CIO Profile: Joseph Marcella

Las Vegas

by / November 22, 2002
Five years ago, Las Vegas went looking for someone to lead an effort to change the city's approach to IT. Its search ended with the discovery of Joseph Marcella, a private-sector IT professional with 25 years of experience as CIO with two major banks. In Marcella, Las Vegas found a CIO with the qualities it needed to push for technology that works for citizens.

Describe the state of the IT department upon your arrival.
I would call it a rag-tag, fugitive fleet. They had the beginnings of some microcomputing. Everything was mainframe based. Twenty-year-old software and hardware was used to keep the budget down to a minimum and keep the wheels on the wagon. They needed something more than that.

What has changed during your tenure with Las Vegas?
What's not typical for government is to look at each individual department in some sort of horizontal fashion. It's very typical to preserve those things that are individual to each department. We wanted to look at the city not as individual departments but as an enterprise. When we did that, we found folks with their own IT organizations building and doing things in a nonuniform fashion. Typically, if you think about ERP, you think about the financials and all of the ancillary things that go along with that - payables and receivables and all that sort of thing. We don't. That's just the hub, and that's the center of everything else we're doing. That's the necessary infrastructure for everything else to work.

What are your biggest challenges?
Our biggest issues are people issues: The transition of folks within an organization to move them to a new discipline, as well as to stay within the parameters of the rules of a classified culture. That means not only do I have to train them, make them successful, but I also have to migrate their positions. People are reluctant to give up what they know, and what we're doing is something different.

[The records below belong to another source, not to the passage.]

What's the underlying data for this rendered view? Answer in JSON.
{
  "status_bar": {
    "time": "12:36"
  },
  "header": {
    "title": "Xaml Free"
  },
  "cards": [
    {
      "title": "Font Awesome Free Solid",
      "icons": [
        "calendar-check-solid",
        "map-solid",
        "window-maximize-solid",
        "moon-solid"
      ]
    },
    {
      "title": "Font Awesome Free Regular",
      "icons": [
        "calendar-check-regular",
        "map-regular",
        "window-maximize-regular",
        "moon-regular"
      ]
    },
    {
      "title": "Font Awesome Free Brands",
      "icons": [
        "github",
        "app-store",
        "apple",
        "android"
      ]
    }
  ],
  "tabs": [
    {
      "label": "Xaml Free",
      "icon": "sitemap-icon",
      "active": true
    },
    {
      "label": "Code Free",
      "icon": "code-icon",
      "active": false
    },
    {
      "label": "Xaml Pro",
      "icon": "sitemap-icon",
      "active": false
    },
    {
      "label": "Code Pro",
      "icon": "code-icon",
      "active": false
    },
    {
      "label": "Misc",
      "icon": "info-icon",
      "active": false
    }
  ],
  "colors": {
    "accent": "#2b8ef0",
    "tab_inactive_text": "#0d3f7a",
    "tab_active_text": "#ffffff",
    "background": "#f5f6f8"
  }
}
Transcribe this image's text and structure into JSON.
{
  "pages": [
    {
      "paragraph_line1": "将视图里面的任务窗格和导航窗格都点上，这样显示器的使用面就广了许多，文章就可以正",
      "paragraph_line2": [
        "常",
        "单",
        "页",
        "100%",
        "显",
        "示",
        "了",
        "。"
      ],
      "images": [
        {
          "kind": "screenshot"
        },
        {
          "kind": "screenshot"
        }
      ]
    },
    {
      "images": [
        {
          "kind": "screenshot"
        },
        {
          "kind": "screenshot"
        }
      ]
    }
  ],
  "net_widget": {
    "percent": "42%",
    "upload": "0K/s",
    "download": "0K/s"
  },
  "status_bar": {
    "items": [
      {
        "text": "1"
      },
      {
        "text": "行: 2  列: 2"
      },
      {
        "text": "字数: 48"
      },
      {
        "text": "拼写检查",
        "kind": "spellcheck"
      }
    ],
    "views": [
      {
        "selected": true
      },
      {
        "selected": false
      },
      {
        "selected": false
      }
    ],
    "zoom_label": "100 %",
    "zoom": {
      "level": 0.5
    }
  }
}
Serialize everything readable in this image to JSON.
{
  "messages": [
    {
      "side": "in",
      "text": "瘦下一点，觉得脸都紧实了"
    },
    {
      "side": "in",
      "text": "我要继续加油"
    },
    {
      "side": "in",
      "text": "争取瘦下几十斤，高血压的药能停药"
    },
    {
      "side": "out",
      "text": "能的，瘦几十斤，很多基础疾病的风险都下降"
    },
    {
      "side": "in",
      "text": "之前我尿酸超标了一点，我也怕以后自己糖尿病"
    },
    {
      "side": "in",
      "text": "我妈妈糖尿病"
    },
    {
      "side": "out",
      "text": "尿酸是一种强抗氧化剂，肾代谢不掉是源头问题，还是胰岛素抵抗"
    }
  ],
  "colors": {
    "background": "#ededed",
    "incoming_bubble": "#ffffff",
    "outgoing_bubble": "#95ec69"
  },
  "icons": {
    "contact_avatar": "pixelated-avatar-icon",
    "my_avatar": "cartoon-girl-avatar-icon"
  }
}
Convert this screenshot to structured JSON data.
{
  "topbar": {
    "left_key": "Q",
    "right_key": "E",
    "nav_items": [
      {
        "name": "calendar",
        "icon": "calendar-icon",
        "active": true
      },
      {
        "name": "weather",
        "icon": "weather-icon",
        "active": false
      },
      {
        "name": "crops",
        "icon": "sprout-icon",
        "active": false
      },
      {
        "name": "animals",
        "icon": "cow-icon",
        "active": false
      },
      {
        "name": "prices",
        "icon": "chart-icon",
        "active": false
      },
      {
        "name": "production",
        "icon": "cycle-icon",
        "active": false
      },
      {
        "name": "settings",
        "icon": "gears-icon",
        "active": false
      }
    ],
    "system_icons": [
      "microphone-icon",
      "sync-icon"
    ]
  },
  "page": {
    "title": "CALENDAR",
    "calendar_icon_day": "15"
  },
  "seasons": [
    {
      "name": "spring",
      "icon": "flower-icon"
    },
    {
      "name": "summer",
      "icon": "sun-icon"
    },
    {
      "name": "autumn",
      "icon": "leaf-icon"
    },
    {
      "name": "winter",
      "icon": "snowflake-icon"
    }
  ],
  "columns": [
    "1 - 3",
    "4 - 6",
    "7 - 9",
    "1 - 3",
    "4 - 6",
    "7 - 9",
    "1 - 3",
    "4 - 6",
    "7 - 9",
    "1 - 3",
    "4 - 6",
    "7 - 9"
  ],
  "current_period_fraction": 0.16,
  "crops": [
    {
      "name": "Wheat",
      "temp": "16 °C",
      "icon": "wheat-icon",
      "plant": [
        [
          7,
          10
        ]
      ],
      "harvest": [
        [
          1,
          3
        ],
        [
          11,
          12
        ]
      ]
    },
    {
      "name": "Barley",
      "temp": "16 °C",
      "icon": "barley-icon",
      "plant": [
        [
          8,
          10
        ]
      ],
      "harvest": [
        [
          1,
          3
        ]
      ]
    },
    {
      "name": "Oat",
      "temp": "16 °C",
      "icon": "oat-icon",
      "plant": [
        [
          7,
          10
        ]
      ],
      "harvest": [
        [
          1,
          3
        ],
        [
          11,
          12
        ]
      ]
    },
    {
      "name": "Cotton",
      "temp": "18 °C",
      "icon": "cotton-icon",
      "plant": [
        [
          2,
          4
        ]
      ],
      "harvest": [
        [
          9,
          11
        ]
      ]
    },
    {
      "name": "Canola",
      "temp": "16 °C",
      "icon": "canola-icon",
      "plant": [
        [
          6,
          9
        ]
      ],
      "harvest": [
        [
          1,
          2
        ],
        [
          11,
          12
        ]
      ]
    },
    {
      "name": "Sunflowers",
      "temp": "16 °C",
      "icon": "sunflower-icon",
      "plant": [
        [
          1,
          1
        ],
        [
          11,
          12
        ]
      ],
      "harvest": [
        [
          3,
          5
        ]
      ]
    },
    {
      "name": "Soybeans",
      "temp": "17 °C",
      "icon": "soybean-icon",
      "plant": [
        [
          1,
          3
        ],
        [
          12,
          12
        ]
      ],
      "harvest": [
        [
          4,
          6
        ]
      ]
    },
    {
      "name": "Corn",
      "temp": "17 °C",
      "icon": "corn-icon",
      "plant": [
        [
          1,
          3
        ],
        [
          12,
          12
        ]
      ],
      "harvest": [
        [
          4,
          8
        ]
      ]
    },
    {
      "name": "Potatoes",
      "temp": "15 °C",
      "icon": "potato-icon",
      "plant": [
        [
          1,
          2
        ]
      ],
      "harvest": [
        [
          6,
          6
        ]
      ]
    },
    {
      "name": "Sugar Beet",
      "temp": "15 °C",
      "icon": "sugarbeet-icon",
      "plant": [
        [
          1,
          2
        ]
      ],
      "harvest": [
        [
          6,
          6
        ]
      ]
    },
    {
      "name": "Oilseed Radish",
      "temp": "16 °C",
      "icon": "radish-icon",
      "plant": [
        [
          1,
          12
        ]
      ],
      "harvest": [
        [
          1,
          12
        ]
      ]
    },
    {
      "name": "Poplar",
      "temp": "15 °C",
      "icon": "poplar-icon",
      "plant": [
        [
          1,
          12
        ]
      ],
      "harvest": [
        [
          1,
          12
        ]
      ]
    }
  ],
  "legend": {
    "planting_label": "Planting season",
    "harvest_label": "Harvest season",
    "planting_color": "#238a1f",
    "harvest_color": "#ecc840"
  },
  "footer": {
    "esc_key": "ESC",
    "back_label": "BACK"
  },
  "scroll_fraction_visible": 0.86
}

What is your most important asset?
You would normally say the people or the system. But I would say it's the organizational buy-in to the business and enterprise approach. If we did not have management engaged, and all 14 department directors believing that this approach was an enabler and it gives them the tools that they need to conduct city business, then we wouldn't be there.